» EXERCISE AIM
Go through the data below and gather each line containing "permission".

[INFORMATION SUPPLIED — start]

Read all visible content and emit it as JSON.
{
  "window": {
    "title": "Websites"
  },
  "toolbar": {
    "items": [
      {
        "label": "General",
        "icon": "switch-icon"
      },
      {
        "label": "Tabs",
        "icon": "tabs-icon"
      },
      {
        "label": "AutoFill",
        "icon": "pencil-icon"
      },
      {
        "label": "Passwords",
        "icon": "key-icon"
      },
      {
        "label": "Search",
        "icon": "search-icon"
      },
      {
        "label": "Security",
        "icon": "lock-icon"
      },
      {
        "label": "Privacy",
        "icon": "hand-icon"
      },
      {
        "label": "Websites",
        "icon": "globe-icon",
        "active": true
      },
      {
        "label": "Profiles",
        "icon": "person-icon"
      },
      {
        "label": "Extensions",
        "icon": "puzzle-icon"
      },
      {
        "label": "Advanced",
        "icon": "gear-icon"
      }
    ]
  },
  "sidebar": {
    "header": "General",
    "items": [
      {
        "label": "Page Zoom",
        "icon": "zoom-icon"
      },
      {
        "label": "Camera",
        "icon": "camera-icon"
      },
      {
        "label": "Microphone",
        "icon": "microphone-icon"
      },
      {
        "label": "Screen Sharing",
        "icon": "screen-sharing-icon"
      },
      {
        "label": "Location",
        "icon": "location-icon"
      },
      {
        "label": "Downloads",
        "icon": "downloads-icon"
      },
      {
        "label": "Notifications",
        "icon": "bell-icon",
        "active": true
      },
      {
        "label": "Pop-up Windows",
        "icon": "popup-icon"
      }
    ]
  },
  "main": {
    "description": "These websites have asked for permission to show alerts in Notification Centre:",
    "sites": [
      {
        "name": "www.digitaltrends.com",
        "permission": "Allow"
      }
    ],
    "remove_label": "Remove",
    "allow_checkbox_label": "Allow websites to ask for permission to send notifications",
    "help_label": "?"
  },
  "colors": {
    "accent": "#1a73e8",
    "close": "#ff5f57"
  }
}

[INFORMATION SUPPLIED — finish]

» WRITTEN SOLUTION
    "description": "These websites have asked for permission to show alerts in Notification Centre:",
        "permission": "Allow"
    "allow_checkbox_label": "Allow websites to ask for permission to send notifications",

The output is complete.